It is an oft-repeated line in the Army that “we have a rank structure.” It is usually said by Soldiers to their inferiors as a way to excuse their lack of logic applied to a particular decision. They will maintain that the rank system, with its power and privileges, creates a smoother running organization—one that is quick and absolute in times of crisis. If it weren’t for rank, the argument goes, then there would be friction at all levels of decision-making and communication. Subordinates would question their leaders, and parallel parts would move in dissonance.
But what of other organizations that are much more efficient without rank?
A well-run school, for instance, surely relies on a power hierarchy; but the absolutes that accompany rank are absent. Juniors are free to question their superiors and push back on controversial decisions. Many items are brought to the vote of committees and informal groups, where give and take, compromise, and consensus rule the day.
But every organization must have some type of hierarchy in order to get things done. Well, maybe not. Malcolm Gladwell writes of Gore Industries (manufacturers of Gore-Tex) in his bestseller, The Tipping Point, that relatively small groups of employees get work done in a very efficient and effective way. There are no rank privileges, and bosses are not afforded any undue authority. Everyone works as a team, and they have a very successful business.
But in wartime, neither the taxpayer nor and the Soldier has the luxury of such cavalier associations, according to the rank theory. The risks are too great, one may argue, and the price for deliberation or indecision too high.
The fatal flaw in the argument is that it assumes a wartime posture. Fortunately, however, the United States military is rarely in a combat posture. For example, even during “wartime,” most Soldiers are in training or a readiness mode. Deployments take only a fraction of the professional Soldier’s obligation. Even when an element is deployed to a forward position, few of the Soldiers actually work in combat jobs. Out of all those, even fewer see battle.
Many who have been in forward deployments may debate this, but the fact of the matter is that out of all the man-hours available in the Army, very, very few are spent in scenarios in which split-second decisions mean life or death.
If that’s true, then wouldn’t an organizational model that encourages every worker to think through procedures and challenge bad decisions be better prepared for any situation, combat included? Just because things need to happen precisely in battle doesn’t mean that it can’t be well-thought and understood by everyone involved.
Besides, most military activities are not life-or-death situations. They are usually in preparation for a worst-case scenario, thus minimizing risk to the organization. What if the Army taught all Soldiers how to think and lead?
But thinking means questioning, and as a veritable aristocracy, the military elites would never allow for that sort of revolutionary change.
The modern American military is still very ancient in many ways. It’s rank structure, as we know it, is as old as nation-states themselves. Is it too radical to imagine a military in which rank is obsolete? Have we evolved enough to change our way of thinking?
I wonder if all the tasks the military has to accomplish could be better accomplished without the weight of rank bogging down decision-making.
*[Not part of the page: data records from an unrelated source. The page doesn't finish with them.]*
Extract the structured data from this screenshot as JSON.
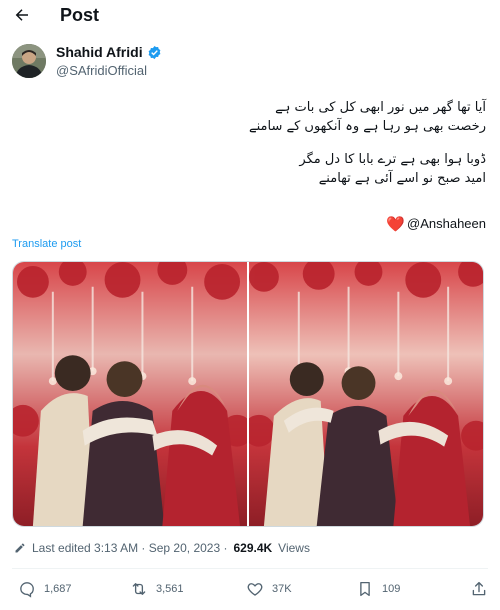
{
  "header": {
    "title": "Post",
    "back_icon": "arrow-left-icon"
  },
  "author": {
    "name": "Shahid Afridi",
    "handle": "@SAfridiOfficial",
    "verified": true,
    "verified_color": "#1d9bf0"
  },
  "post": {
    "lines": [
      "آیا تھا گھر میں نور ابھی کل کی بات ہے",
      "رخصت بھی ہو رہا ہے  وہ آنکھوں کے سامنے",
      "ڈوبا ہوا بھی ہے ترے بابا کا دل مگر",
      "امید صبح نو اسے آئی ہے تھامنے"
    ],
    "mention": "@Anshaheen",
    "heart": "❤️",
    "translate_label": "Translate post"
  },
  "meta": {
    "edited_text": "Last edited 3:13 AM · Sep 20, 2023 ·",
    "views_count": "629.4K",
    "views_label": "Views"
  },
  "actions": {
    "replies": "1,687",
    "reposts": "3,561",
    "likes": "37K",
    "bookmarks": "109"
  },
  "colors": {
    "accent": "#1d9bf0",
    "text": "#0f1419",
    "muted": "#536471",
    "heart": "#d8202a"
  }
}
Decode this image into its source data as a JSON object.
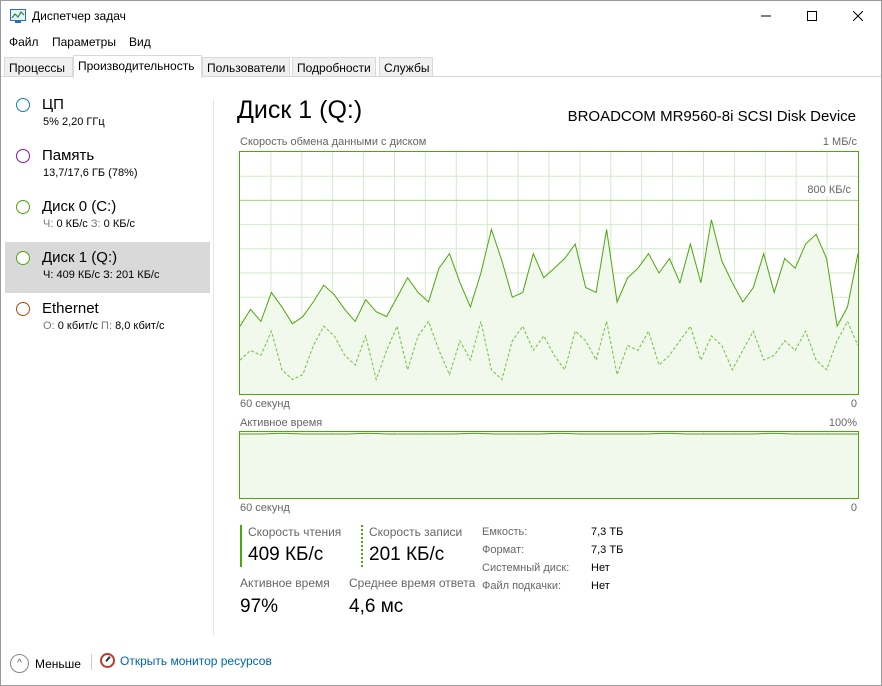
{
  "window": {
    "title": "Диспетчер задач"
  },
  "menu": [
    "Файл",
    "Параметры",
    "Вид"
  ],
  "tabs": [
    {
      "label": "Процессы",
      "active": false
    },
    {
      "label": "Производительность",
      "active": true
    },
    {
      "label": "Пользователи",
      "active": false
    },
    {
      "label": "Подробности",
      "active": false
    },
    {
      "label": "Службы",
      "active": false
    }
  ],
  "sidebar": [
    {
      "name": "ЦП",
      "sub": "5% 2,20 ГГц",
      "color": "#117dbb"
    },
    {
      "name": "Память",
      "sub": "13,7/17,6 ГБ (78%)",
      "color": "#8b12ae"
    },
    {
      "name": "Диск 0 (C:)",
      "sub_k1": "Ч:",
      "sub_v1": "0 КБ/с",
      "sub_k2": "З:",
      "sub_v2": "0 КБ/с",
      "color": "#4da60c"
    },
    {
      "name": "Диск 1 (Q:)",
      "sub_k1": "Ч:",
      "sub_v1": "409 КБ/с",
      "sub_k2": "З:",
      "sub_v2": "201 КБ/с",
      "color": "#4da60c",
      "selected": true
    },
    {
      "name": "Ethernet",
      "sub_k1": "О:",
      "sub_v1": "0 кбит/с",
      "sub_k2": "П:",
      "sub_v2": "8,0 кбит/с",
      "color": "#a74f01"
    }
  ],
  "main": {
    "title": "Диск 1 (Q:)",
    "device": "BROADCOM MR9560-8i SCSI Disk Device",
    "graph1": {
      "label": "Скорость обмена данными с диском",
      "max": "1 МБ/с",
      "marker": "800 КБ/с",
      "xleft": "60 секунд",
      "xright": "0"
    },
    "graph2": {
      "label": "Активное время",
      "max": "100%",
      "xleft": "60 секунд",
      "xright": "0"
    }
  },
  "stats": {
    "read_label": "Скорость чтения",
    "read_value": "409 КБ/с",
    "write_label": "Скорость записи",
    "write_value": "201 КБ/с",
    "active_label": "Активное время",
    "active_value": "97%",
    "resp_label": "Среднее время ответа",
    "resp_value": "4,6 мс"
  },
  "props": [
    {
      "k": "Емкость:",
      "v": "7,3 ТБ"
    },
    {
      "k": "Формат:",
      "v": "7,3 ТБ"
    },
    {
      "k": "Системный диск:",
      "v": "Нет"
    },
    {
      "k": "Файл подкачки:",
      "v": "Нет"
    }
  ],
  "footer": {
    "fewer": "Меньше",
    "resmon": "Открыть монитор ресурсов"
  },
  "chart_data": [
    {
      "type": "line",
      "title": "Скорость обмена данными с диском",
      "ylim_label": "1 МБ/с",
      "series": [
        {
          "name": "Скорость чтения",
          "style": "solid",
          "values": [
            28,
            35,
            30,
            42,
            36,
            29,
            32,
            38,
            45,
            41,
            35,
            30,
            39,
            34,
            32,
            40,
            48,
            42,
            38,
            52,
            58,
            46,
            36,
            50,
            68,
            55,
            40,
            42,
            58,
            48,
            52,
            56,
            62,
            44,
            42,
            68,
            38,
            48,
            52,
            58,
            50,
            56,
            46,
            62,
            46,
            72,
            55,
            46,
            38,
            44,
            58,
            42,
            56,
            52,
            62,
            66,
            56,
            28,
            36,
            58
          ]
        },
        {
          "name": "Скорость записи",
          "style": "dashed",
          "values": [
            14,
            18,
            16,
            26,
            10,
            6,
            8,
            20,
            28,
            24,
            16,
            12,
            24,
            6,
            18,
            28,
            10,
            24,
            30,
            18,
            8,
            22,
            14,
            30,
            10,
            6,
            22,
            28,
            18,
            24,
            16,
            10,
            26,
            22,
            14,
            30,
            8,
            20,
            18,
            26,
            12,
            16,
            22,
            28,
            14,
            24,
            20,
            10,
            18,
            26,
            14,
            16,
            22,
            18,
            26,
            14,
            10,
            22,
            30,
            20
          ]
        }
      ]
    },
    {
      "type": "line",
      "title": "Активное время",
      "ylim_label": "100%",
      "series": [
        {
          "name": "Активное время",
          "values": [
            97,
            97,
            98,
            97,
            97,
            97,
            98,
            97,
            97,
            97,
            97,
            98,
            97,
            97,
            97,
            98,
            97,
            97,
            97,
            97,
            98,
            97,
            97,
            97,
            97,
            98,
            97,
            97,
            97,
            97
          ]
        }
      ]
    }
  ]
}
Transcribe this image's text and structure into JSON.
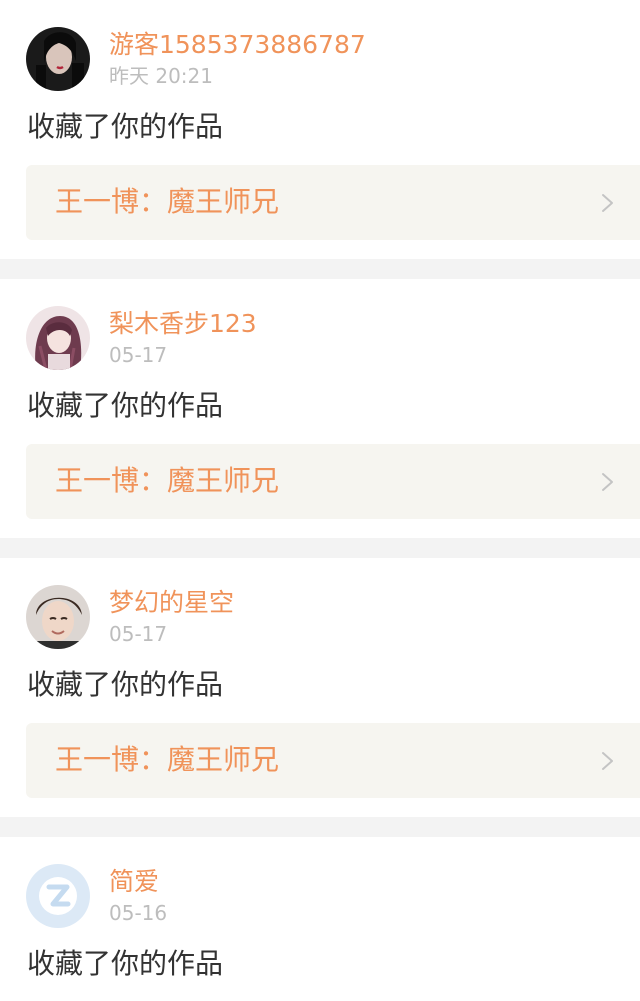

How many bad choices and policies could be avoided if underlings felt empowered to call it as they saw it? If more people questioned orders, and leaders anticipated questions, how much better would those orders be? If more could participate in the formulation of plans, how much more thorough would those plans be?
We have developed as a society in positive ways, tending toward democracy and active participation for all. We also have learned a lot about how humans think and what motivates them. Might it be time for the military to catch up?